An international journalist posed the question to Andy Reid in a crowded German press conference room, saying she’d been telling everyone to watch for a great offensive game between the Kansas City Chiefs and Miami Dolphins.
Instead, the matchup became a great defensive one in KC’s 21-14 victory at Deutsche Bank Park in Frankfurt, Germany.
So, before the season began, would Reid have expected the contest in Germany to play out the way it did?
“I wouldn’t have guessed that,” Reid said with a smile.
To be clear, the Chiefs coach wasn’t apologizing. Nor should he.
In an ultra-competitive AFC race, the Chiefs’ win in Germany has huge seeding ramifications. The rest of the league is still chasing KC, just like a year ago when the Chiefs ultimately parlayed their top seed into a Super Bowl title.
But how the Chiefs won Sunday — especially considering the previous week’s offensive thud in a 24-9 loss to the Denver Broncos — remained unlike what the league has come to expect from an offense led by Reid and captained by Patrick Mahomes.
What happened here was rare, with the final stats providing the evidence.
• KC’s 267 total yards was its fewest in a regular-season game since Nov. 7, 2021, against Green Bay.
• Mahomes had just 184 passing yards, failing to reach the 200-yard plateau for the first time in 30 regular-season games.
• The Chiefs had 22 plays for 67 yards in the second half. That included just 27 passing yards, with Mahomes completing 6 of 11 passes for 38 yards while taking an 11-yard sack.
“We’ve got to watch the film and break it down. But just know we’ve got to be better as an offense,” Chiefs receiver Justin Watson said. “We did enough to win today, and that’s always the goal. But I know each of us have higher expectations, and we’re capable of reaching those expectations.”
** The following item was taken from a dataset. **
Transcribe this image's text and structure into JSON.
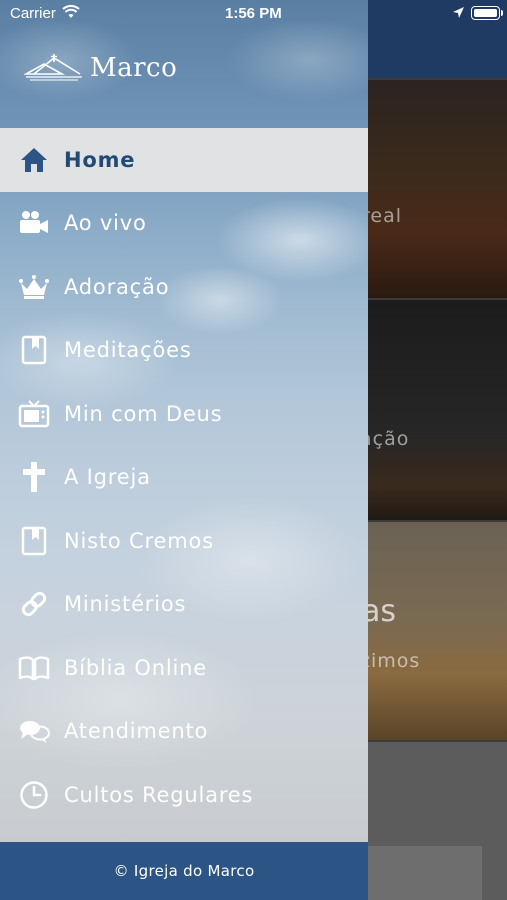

Afterward, Mahomes said it was important for everyone to keep working to improve. He sees progress “in spurts,” even if the consistency wasn’t there Sunday.
Specifically, he said he needed to work on his timing while also hitting the deep shots when they’re available.
“Lucky for us, our defense is playing so good, so we are sitting here 7-2 going into the bye,” Mahomes said. “But we can get a lot better as an offense. And I think if the offense gets to where I think it can be, we’ll be a hard team to beat.”
Reid described the offense this way afterward: “We did some great things, and then we sputtered at times.”
Two drives generated nearly all the highlights. That included the opening possession of the game, which Reid labeled as a “thing of beauty” when KC went 75 yards on seven plays to set up Rashee Rice’s 11-yard touchdown catch.
The second successful trip was late in the second quarter, when Mahomes led the Chiefs 95 yards with Jerick McKinnon capping it with a touchdown catch.
KC’s offense was ineffective every other time. All the other seven non-kneel down drives failed to produce 30 yards, while also generating six punts and an ugly sack-fumble that Mahomes lost after holding it too long.
Reid praised Miami’s defense afterward for making it difficult, especially on Travis Kelce. The tight end was limited to three catches for 14 yards, with Reid saying the Dolphins’ combination coverage made it challenging for him to come open whether breaking in or out.
Twice, however, Reid mentioned later that he needed to figure out ways to get Kelce the ball more.
When he told Kelce that after the win, however, he said the tight end didn’t seem to mind.
“He goes, ‘Hey, the offensive line played great. We were running the ball well,’” Reid said, recalling their conversation. “I appreciate that attitude.”
The Chiefs will have additional time to self-scout this week, and one area of focus could be trying to reverse a trend of fading offensive success.
Reid has long been known for having an excellent “opening script,” the first 15 plays created from film study the previous week while designed to expose an opponent’s tendencies.
And while the Chiefs have been excellent with that, they have struggled to keep up production in the latter portion of games.
Case in point: Coming into this week, the Chiefs had averaged 7.1 yards per play in the first half of games, and 4.6 in the second half.
That split was just as pronounced Sunday. KC went for 5.9 yards per play before halftime before mustering just 3.0 after the break.
Add it to the list that Reid will likely examine in the next few days, given the extra time a week off provides.
“Listen, we came out of this with things we can work on to get better,” Reid said of Sunday’s game. “And we’ll do that.”